The town of Sorong is located on the “beak” of the Bird’s Head Peninsula in West Papua is the departure point for your visit to the fabulous Raja Ampat marine park.
The word “Sorong” is said to originate from the local Soreri language meaning “deep and turbulent seas”. Mountains, hills, lowlands, and protected forests securely surround the town.
As a port, its inhabitants come from multi-ethnic descent. Sorong has long been one of the busiest harbors of West Papua, owing to the oil supplies found in this region since 1932. However, oil projects have declined significantly today. The productive oil fields off Sorong were one of the reasons why the former Dutch colonialists hung on to Irian (former name of Papua) even after the independence of the Indonesian archipelago. It is not surprising that the town is multi-cultural. Today, oil is actually still the dominant industry here, although timber export comes second, with logs usually directly shipped overseas.
Nowadays, government regulations require that milling and processing take place locally. Therefore, plywood factories and such are being built in Sorong. The seas around Sorong are rich in tuna and shrimp, which are also major export commodities. On Kabra island, there is a Japanese farm for cultured pearls, while shark fins and trepang are shipped to Hong Kong, Taiwan and China. n Sorong, on a hill overlooking the town, is a war memorial to the Japanese dead, known as the Tugu Arfak. The complex includes an obelisk, a bronze Shinto deity and long, thin memorial plaques.

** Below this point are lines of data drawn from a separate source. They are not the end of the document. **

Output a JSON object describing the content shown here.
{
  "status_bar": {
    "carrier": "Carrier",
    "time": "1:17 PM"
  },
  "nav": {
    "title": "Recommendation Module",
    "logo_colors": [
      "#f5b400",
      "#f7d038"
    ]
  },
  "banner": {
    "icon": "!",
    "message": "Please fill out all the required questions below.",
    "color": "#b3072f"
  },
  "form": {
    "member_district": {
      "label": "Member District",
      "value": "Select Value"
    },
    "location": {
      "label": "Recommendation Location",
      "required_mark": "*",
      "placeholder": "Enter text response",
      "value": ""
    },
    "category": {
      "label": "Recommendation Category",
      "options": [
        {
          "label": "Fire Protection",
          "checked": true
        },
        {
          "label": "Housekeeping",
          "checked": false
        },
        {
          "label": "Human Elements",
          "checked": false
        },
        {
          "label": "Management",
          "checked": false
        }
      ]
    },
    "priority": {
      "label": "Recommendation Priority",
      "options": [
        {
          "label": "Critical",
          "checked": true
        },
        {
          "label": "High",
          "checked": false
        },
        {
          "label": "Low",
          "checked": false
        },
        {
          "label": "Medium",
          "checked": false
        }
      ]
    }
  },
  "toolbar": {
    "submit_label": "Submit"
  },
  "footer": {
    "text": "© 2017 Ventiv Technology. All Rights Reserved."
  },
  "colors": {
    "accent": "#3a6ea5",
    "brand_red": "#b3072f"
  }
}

During World War II, American aircrafts bombed the airfield on Jefman Island, originally built by the Japanese. The airport has now been moved from Jefman Island to Sorong, and is called the Domine Eduard Osok, or better known as DEO airport. To watch the birds of paradise and other endemic birds of Papua take a motorboat to Batanta Island, some three to four hours motoring. For a better view of the fabulous bird of paradise (Cendrawasih), take a trip to Waigeo Island, some five to six hours by motorboat.
In Sawinggrai Village, for instance, you can observe four species of Cendrawasih. To stay overnight on Waigeo or Sawinggrai, you need to take your own tent or sleep in local huts.
Although most of inter-island passenger and cargo traffic is by boat, there are a number of flights to Sorong. Batavia Air now operates B737-200 aircrafts between Jakarta–Makassar– Domine Eduard Osok (DEO) Airport at Sorong. Another longer route will be via Manado, served by SilkAir from Singapore, Garuda Indonesia, Pelita Air and Merpati, then take a connection flight to Sorong.
In Sorong, there is another airport called Sorong Airport (SOQ), which is also called Jefman Airport, in addition to Domine Eduard Osok (DEO) Airport. The following is the flight alternatives that may suit your agenda: Denpasar – Makassar – Sorong:
- Garuda flies several times daily from Denpasar to Makassar
- Express Air (Flight XN 800) daily from Makassar to Sorong.
- Merpati Airlines (Flight MZ 806) daily from Makassar to Sorong.
- Express Air flies daily from Sorong to Makassar,
- Merpati Airline flies daily from Sorong to Makassar.
- Garuda flies daily from Makassar to Denpasar.
- Lion Air operates Sorong to Ambon., and from Ambon to Makassar, then from Makassar to Denpasar.
Manado – Sorong
- Lion Air flies from Manado to Sorong.
- Express Air flies from Mando to Sorong. Sorong – Manado is available from similar airlnes.
Jakarta – Sorong
- Express Air flies daily from Jakarta to Sorong via Makassar.
- Merpati Airlines flies daily from Jakarta to Sorong via Makassar.
- Batavia Airlines flies from Jakarta to Sorong via Makassar.
When overnight transit in Makassar, it is recommended to stay at Hotel Imperial Aryaduta as it is close to the airport and easier to catch the next flight. Schedules are subject to change and you are highly recommended to always double check available flights. However, do not worry about the trip to Sorong. There are plenty of air connections available:
- There are 12 flights per week using small aircrafts from Sorong.
- The smallest commercial aircraft flying out of Sorong is an ATR with 46 seats.
- There are over 40 domestic flights per week from Sorong.
- Sorong has 16 medium sized aircraft departing each week.
- There are 8 nonstop flights per week departing from Sorong.
- The shortest flight out of Sorong is 159 miles.
- There are over 3 long haul flights per week from Sorong.
- There are 4 airlines operating out of Sorong.
Compared to other cities in Indonesian Papua, Sorong is the fastest growing town. It is dynamic and tolerably safe. Getting around in Sorong is possible by taxi, chartered van, and also becak for shorter distances.
Angkot is also available and you are recommended to always make sure you know where you are going. Best ask the friendly staff at the hotel you are staying before traveling around town. If you cannot remember the number of the Angkot you are taking, take a note and ask around when possible.
Source: Ministry of Tourism and Creative Economy, Republic Indonesia